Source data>
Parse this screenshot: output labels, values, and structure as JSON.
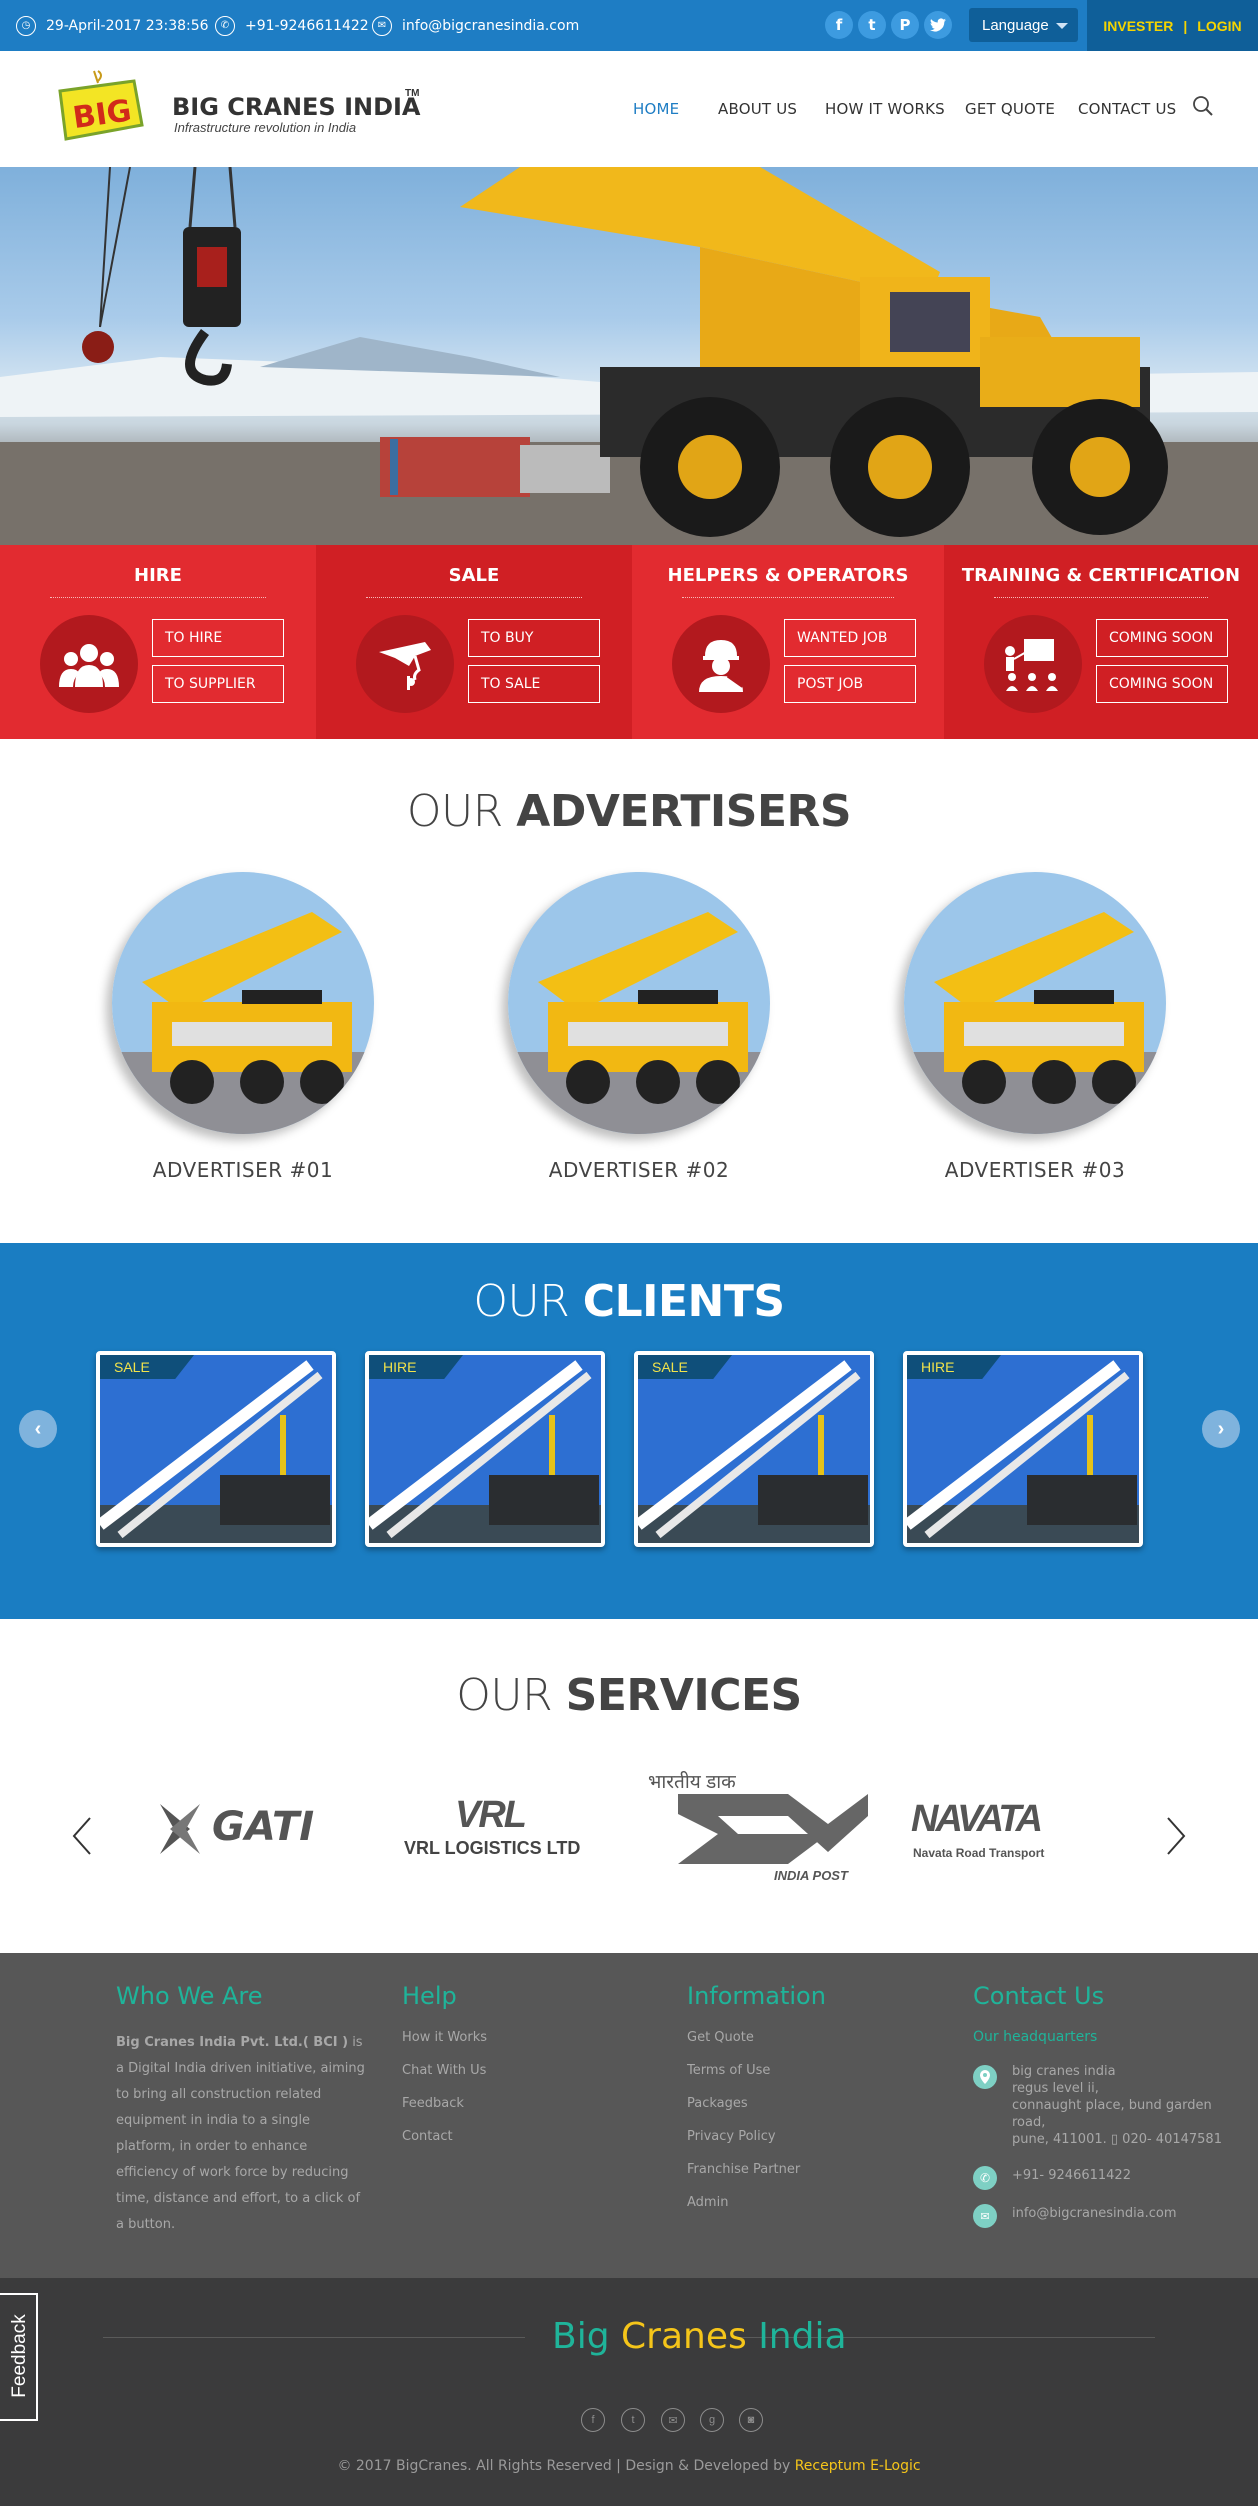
{
  "topbar": {
    "datetime": "29-April-2017 23:38:56",
    "phone": "+91-9246611422",
    "email": "info@bigcranesindia.com",
    "social": [
      "f",
      "t",
      "p",
      "tw"
    ],
    "language": "Language",
    "invester": "INVESTER",
    "separator": "|",
    "login": "LOGIN"
  },
  "brand": {
    "logo_text": "BIG",
    "name": "BIG CRANES INDIA",
    "tm": "TM",
    "tagline": "Infrastructure revolution in India"
  },
  "nav": [
    "HOME",
    "ABOUT US",
    "HOW IT WORKS",
    "GET QUOTE",
    "CONTACT US"
  ],
  "categories": [
    {
      "title": "HIRE",
      "buttons": [
        "TO HIRE",
        "TO SUPPLIER"
      ],
      "icon": "people-icon"
    },
    {
      "title": "SALE",
      "buttons": [
        "TO BUY",
        "TO SALE"
      ],
      "icon": "crane-hook-icon"
    },
    {
      "title": "HELPERS & OPERATORS",
      "buttons": [
        "WANTED JOB",
        "POST JOB"
      ],
      "icon": "worker-icon"
    },
    {
      "title": "TRAINING & CERTIFICATION",
      "buttons": [
        "COMING SOON",
        "COMING SOON"
      ],
      "icon": "training-icon"
    }
  ],
  "advertisers": {
    "title_light": "OUR ",
    "title_bold": "ADVERTISERS",
    "items": [
      "ADVERTISER #01",
      "ADVERTISER #02",
      "ADVERTISER #03"
    ]
  },
  "clients": {
    "title_light": "OUR ",
    "title_bold": "CLIENTS",
    "items": [
      "SALE",
      "HIRE",
      "SALE",
      "HIRE"
    ]
  },
  "services": {
    "title_light": "OUR ",
    "title_bold": "SERVICES",
    "logos": {
      "gati": "GATI",
      "vrl_mark": "VRL",
      "vrl_name": "VRL LOGISTICS LTD",
      "indiapost_hindi": "भारतीय डाक",
      "indiapost": "INDIA POST",
      "navata_mark": "NAVATA",
      "navata": "Navata Road Transport"
    }
  },
  "footer": {
    "who": {
      "heading": "Who We Are",
      "company": "Big Cranes India Pvt. Ltd.( BCI )",
      "text": " is a Digital India driven initiative, aiming to bring all construction related equipment in india to a single platform, in order to enhance efficiency of work force by reducing time, distance and effort, to a click of a button."
    },
    "help": {
      "heading": "Help",
      "links": [
        "How it Works",
        "Chat With Us",
        "Feedback",
        "Contact"
      ]
    },
    "information": {
      "heading": "Information",
      "links": [
        "Get Quote",
        "Terms of Use",
        "Packages",
        "Privacy Policy",
        "Franchise Partner",
        "Admin"
      ]
    },
    "contact": {
      "heading": "Contact Us",
      "sub": "Our headquarters",
      "address_lines": [
        "big cranes india",
        "regus level ii,",
        "connaught place, bund garden",
        "road,",
        "pune, 411001. ▯ 020- 40147581"
      ],
      "phone": "+91- 9246611422",
      "email": "info@bigcranesindia.com"
    }
  },
  "bottom": {
    "brand_big": "Big",
    "brand_cranes": "Cranes",
    "brand_india": "India",
    "copyright": "© 2017 BigCranes. All Rights Reserved | Design & Developed by ",
    "developer": "Receptum E-Logic",
    "feedback": "Feedback"
  },
  "colors": {
    "topbar": "#1e7dc4",
    "band_red": "#e22b30",
    "band_dark_red": "#d01f24",
    "clients_blue": "#1a7dc2",
    "footer": "#575757",
    "footer_bottom": "#3b3b3c",
    "accent_teal": "#1fb49a",
    "accent_yellow": "#f5d400"
  }
}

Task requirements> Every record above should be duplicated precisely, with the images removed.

Exercise answer>
Parse this screenshot: output labels, values, and structure as JSON.
{
  "topbar": {
    "datetime": "29-April-2017 23:38:56",
    "phone": "+91-9246611422",
    "email": "info@bigcranesindia.com",
    "social": [
      "f",
      "t",
      "p",
      "tw"
    ],
    "language": "Language",
    "invester": "INVESTER",
    "separator": "|",
    "login": "LOGIN"
  },
  "brand": {
    "logo_text": "BIG",
    "name": "BIG CRANES INDIA",
    "tm": "TM",
    "tagline": "Infrastructure revolution in India"
  },
  "nav": [
    "HOME",
    "ABOUT US",
    "HOW IT WORKS",
    "GET QUOTE",
    "CONTACT US"
  ],
  "categories": [
    {
      "title": "HIRE",
      "buttons": [
        "TO HIRE",
        "TO SUPPLIER"
      ],
      "icon": "people-icon"
    },
    {
      "title": "SALE",
      "buttons": [
        "TO BUY",
        "TO SALE"
      ],
      "icon": "crane-hook-icon"
    },
    {
      "title": "HELPERS & OPERATORS",
      "buttons": [
        "WANTED JOB",
        "POST JOB"
      ],
      "icon": "worker-icon"
    },
    {
      "title": "TRAINING & CERTIFICATION",
      "buttons": [
        "COMING SOON",
        "COMING SOON"
      ],
      "icon": "training-icon"
    }
  ],
  "advertisers": {
    "title_light": "OUR ",
    "title_bold": "ADVERTISERS",
    "items": [
      "ADVERTISER #01",
      "ADVERTISER #02",
      "ADVERTISER #03"
    ]
  },
  "clients": {
    "title_light": "OUR ",
    "title_bold": "CLIENTS",
    "items": [
      "SALE",
      "HIRE",
      "SALE",
      "HIRE"
    ]
  },
  "services": {
    "title_light": "OUR ",
    "title_bold": "SERVICES",
    "logos": {
      "gati": "GATI",
      "vrl_mark": "VRL",
      "vrl_name": "VRL LOGISTICS LTD",
      "indiapost_hindi": "भारतीय डाक",
      "indiapost": "INDIA POST",
      "navata_mark": "NAVATA",
      "navata": "Navata Road Transport"
    }
  },
  "footer": {
    "who": {
      "heading": "Who We Are",
      "company": "Big Cranes India Pvt. Ltd.( BCI )",
      "text": " is a Digital India driven initiative, aiming to bring all construction related equipment in india to a single platform, in order to enhance efficiency of work force by reducing time, distance and effort, to a click of a button."
    },
    "help": {
      "heading": "Help",
      "links": [
        "How it Works",
        "Chat With Us",
        "Feedback",
        "Contact"
      ]
    },
    "information": {
      "heading": "Information",
      "links": [
        "Get Quote",
        "Terms of Use",
        "Packages",
        "Privacy Policy",
        "Franchise Partner",
        "Admin"
      ]
    },
    "contact": {
      "heading": "Contact Us",
      "sub": "Our headquarters",
      "address_lines": [
        "big cranes india",
        "regus level ii,",
        "connaught place, bund garden",
        "road,",
        "pune, 411001. ▯ 020- 40147581"
      ],
      "phone": "+91- 9246611422",
      "email": "info@bigcranesindia.com"
    }
  },
  "bottom": {
    "brand_big": "Big",
    "brand_cranes": "Cranes",
    "brand_india": "India",
    "copyright": "© 2017 BigCranes. All Rights Reserved | Design & Developed by ",
    "developer": "Receptum E-Logic",
    "feedback": "Feedback"
  },
  "colors": {
    "topbar": "#1e7dc4",
    "band_red": "#e22b30",
    "band_dark_red": "#d01f24",
    "clients_blue": "#1a7dc2",
    "footer": "#575757",
    "footer_bottom": "#3b3b3c",
    "accent_teal": "#1fb49a",
    "accent_yellow": "#f5d400"
  }
}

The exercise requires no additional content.